As a fan I look forward to another season of solid starting pitching anchored by C.C. Sabathia, who has earned every dime of his contract. With Sabathia going every five days it’s hard to not have a little faith. Add to the mix Hiroki Kuroda, who would have gotten Cy Young consideration last year if not a for a lack of run support in the first half of the season. That’s a 1-2 punch I’d put up against any in the league. No telling what to expect from Andy Pettitte, who hasn’t pitched a full season since 2009, but he will always get the benefit of the doubt from me and any die hard Yankee fan. Even a healthy Phil Hughes is always a crap shoot but I think Ivan Nova and David Phelps can fill in the Number 4 and 5 slots admirably.

I’m looking forward to more fireworks from future Hall of Famer Ichiro Suzuki. He may not be the Ichiro of old (now he’s just old) but he proved last year in the second half of the season and playoffs that he’s got plenty left in the tank and a loyal fanbase to cheer him on. A healthy Brett Gardner will reinvigorate the running game, not to mention compliment Ichiro’s still present speed. And a clean shaven, and hopefully rejuvenated, Kevin Youkilis has a chance to play for another big time franchise and erase the doubts created by Bobby V. I’m not expecting the All-Star of the past, but just a gamer primed to play. And let’s be honest, despite his recent playoff ineptitude, Robinson Cano is more than capable of carrying the Yanks for a month or two.

The two biggest reasons I’m looking forward to 2013 are the two biggest reasons to look forward to any Yankee season: Mariano Rivera and Derek Jeter. After an ugly and freakish knee injury, Mo returns for another season of closing out Yankee wins. At 43, not only he is the best closer of all-time, he is still one of the best in the game. It will be nice to see him get to go out on his own terms. And Derek Jeter will continue his march on the record books, even if all he really cares about is his next ring. With another 115 hits, Derek Jeter will be number six on the all-time hits list, passing Carl Yastrzemski. If that doesn’t get you excited, you have no business calling yourself a Yankee fan.

In the end, I don’t see the Yankees legitimately competing this year, or in the next few years. Sure, I can see them in the mix, maybe squeaking out 85-90 wins, but that’s about it. Even if they somehow make it to October, it will just be a repeat of the last three years.

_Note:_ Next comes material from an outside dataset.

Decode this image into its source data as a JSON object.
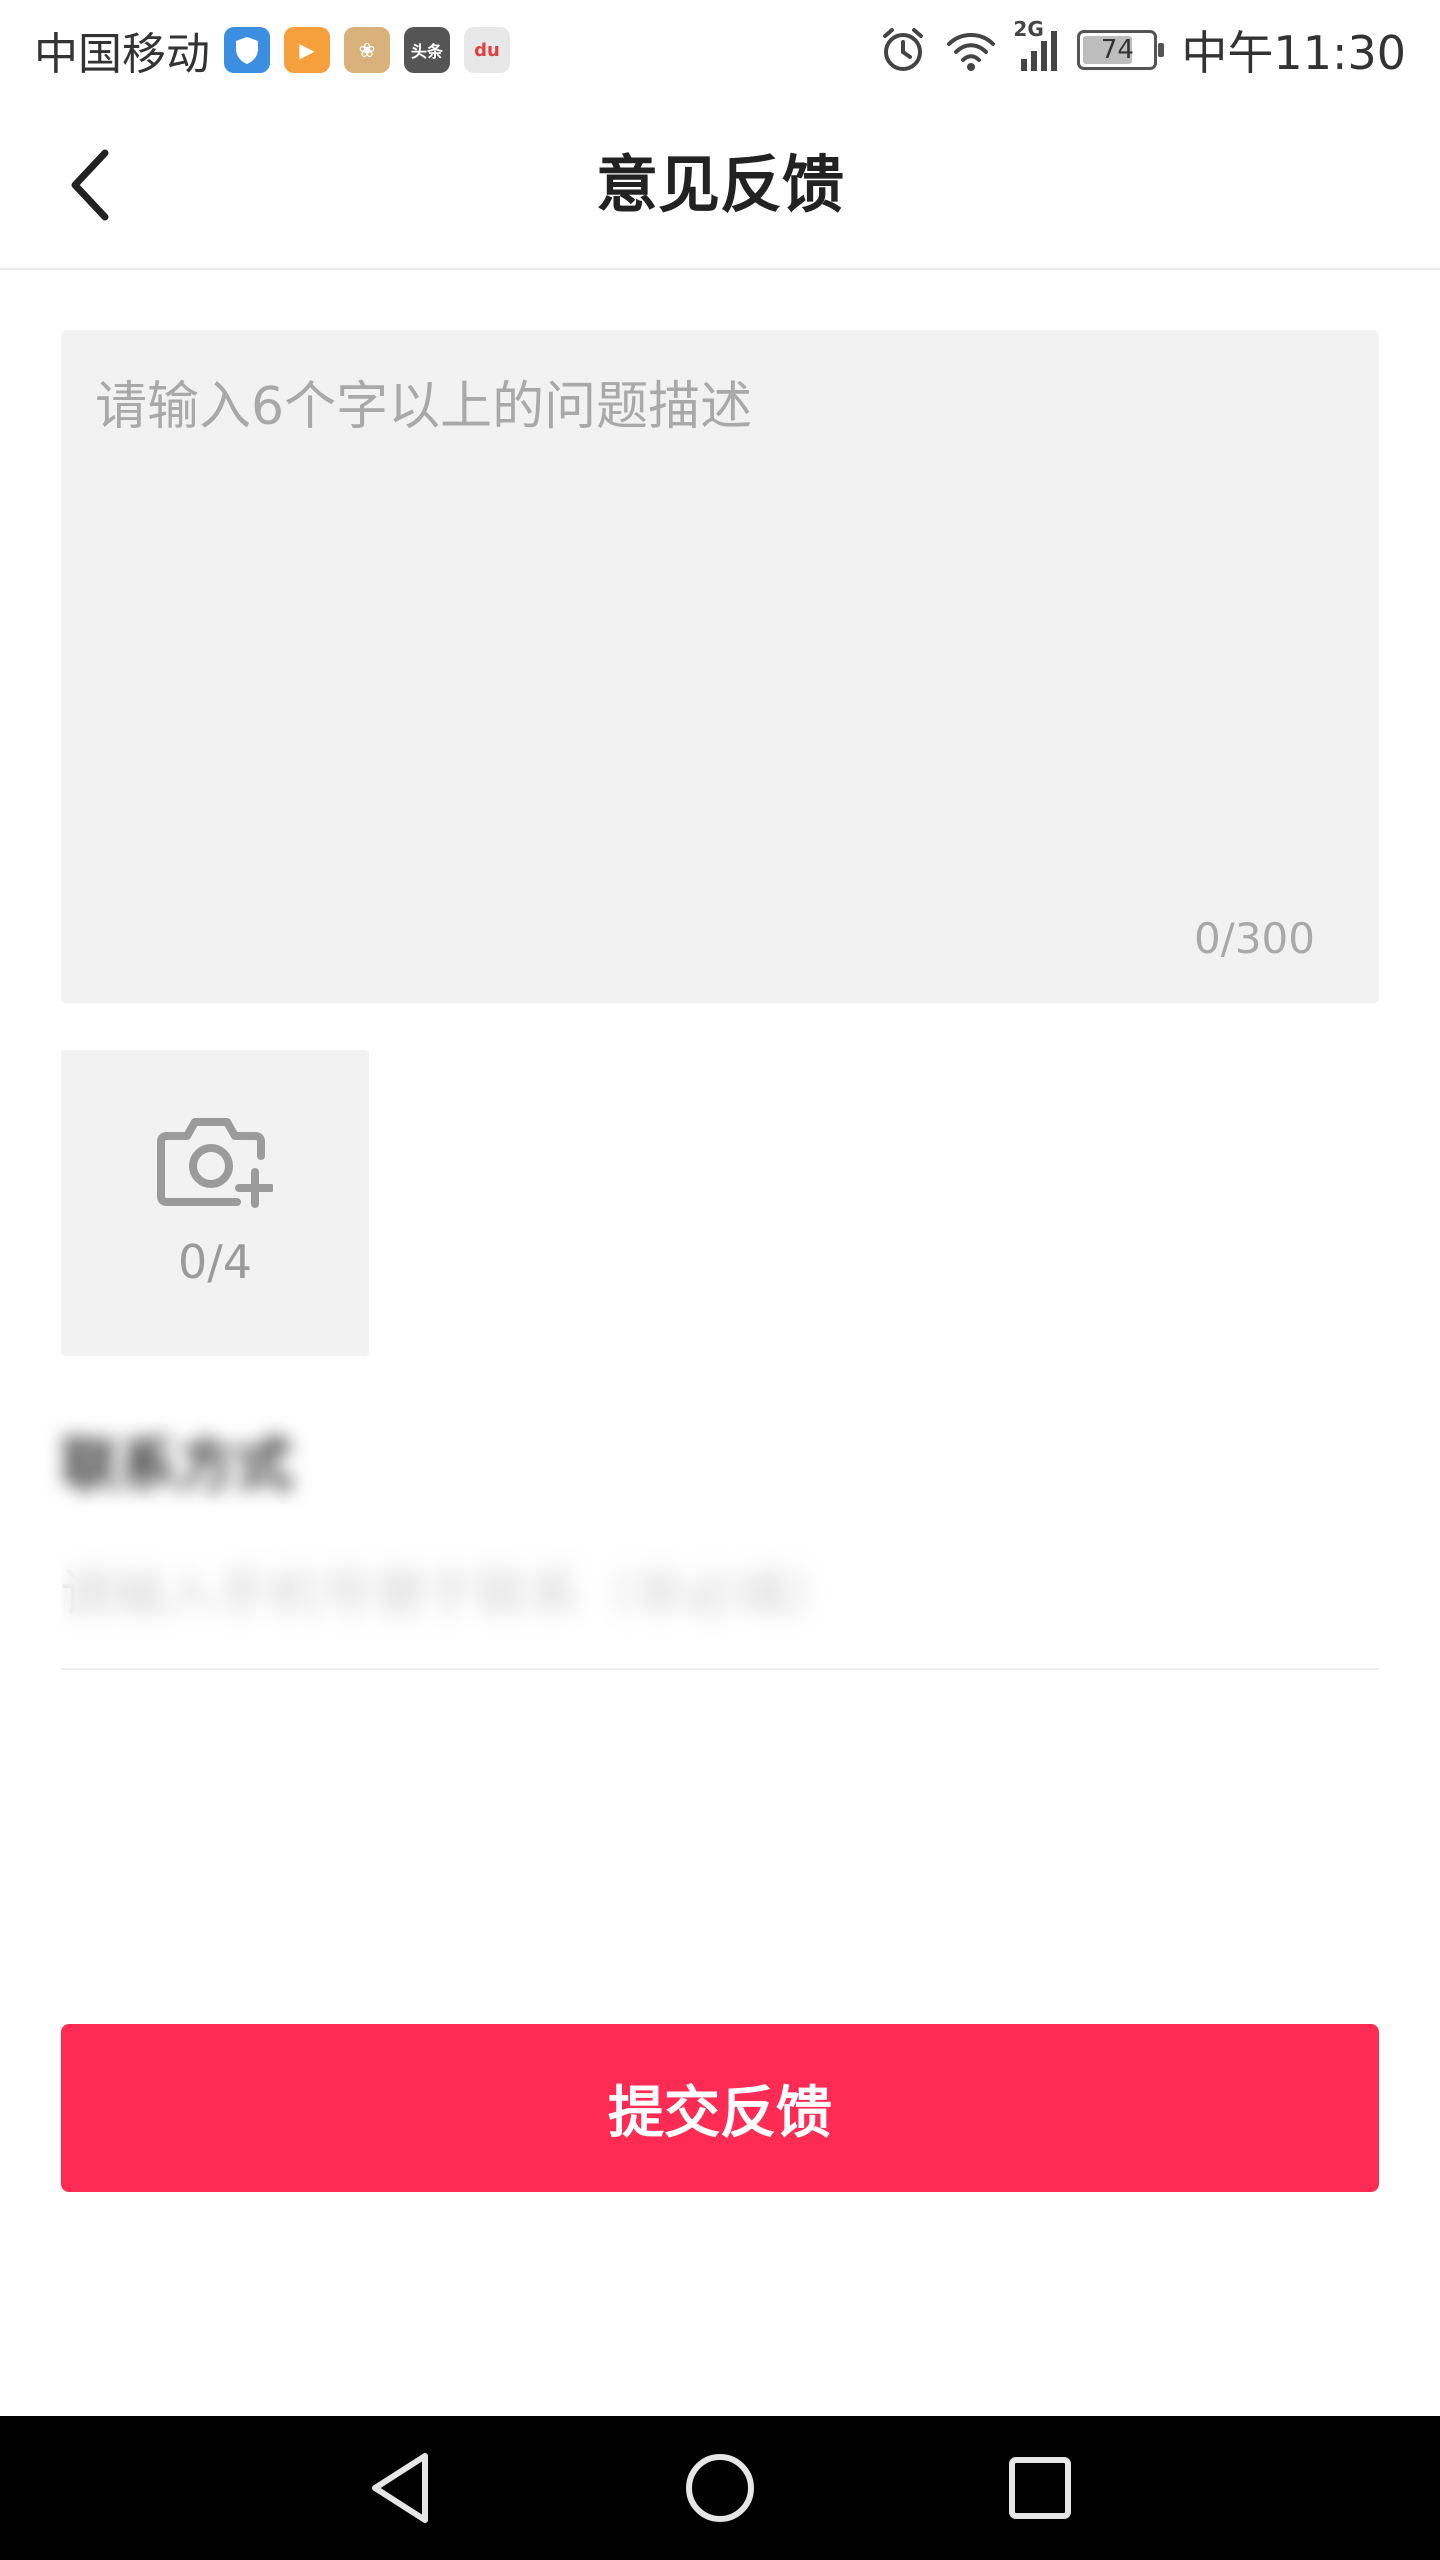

Hopefully not as nauseating as last year’s ALCS sweep by the Detroit Tigers.

Which is why I dub this the year “The Year of the Fan.” If you’re a real Yankee fan you should be able to appreciate the talent and heart that will be displayed this season, not to mention wealth of future Hall of Famers. This isn’t about championships, but a love of the game and the players who play it. Bandwaggon fans need not apply. You can root for the Blue Jays, even though I think they will not live up to the hype. But that’s another post.